  • Four color and IR observations were obtained for a large sample of G-type and K-type stars in the Bright Star Catalogue. Data are first presented for 110 evolved stars. Photometry of evolved young disk population stars have then been calibrated for luminosity, reddening, and metallicity on the basis of results for members of the Hyades and Sirius superclusters. New DDO results are given for 120 stars. 115 references.
  • The distributions in the HR diagram with theoretical time-constant loci for stars in several young clusters and superclusters are compared to demonstrate that blue stragglers in these aggregates are most frequently simply single massive (mode B) stars formed in bursts of star formation that occur at discrete intervals in time following the formation of the bulk of the low-mass (mode A) stars in the aggregate. The characteristics of the close binary systems in these aggregates are examined to show that, in several cases, mass transfer by Roche lobe overflow has or will occur and that, in some instances, the systemmore » would have appeared as a blue straggler prior to the mass-transfer event, and, in other instances, mass transfer will lead to the identification of the system as a blue straggler.
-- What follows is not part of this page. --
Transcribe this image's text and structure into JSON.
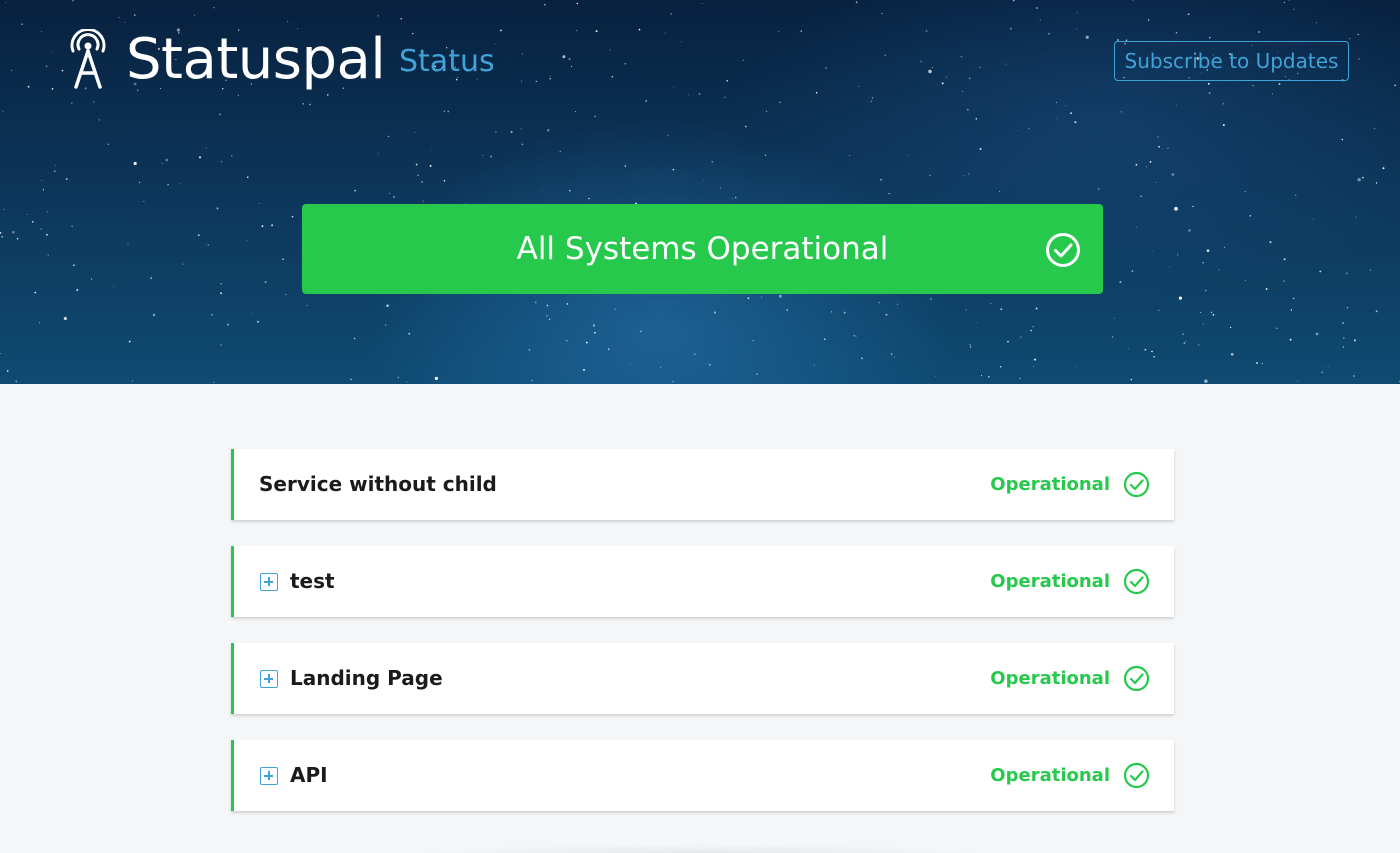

Thus, it is concluded that the blue straggler phenomenon has at least two distinct physical origins: it may originate from delayed formation (starbursts) or from delayed evolution in some close binaries (mass transfer from an evolved primary). 185 references.« less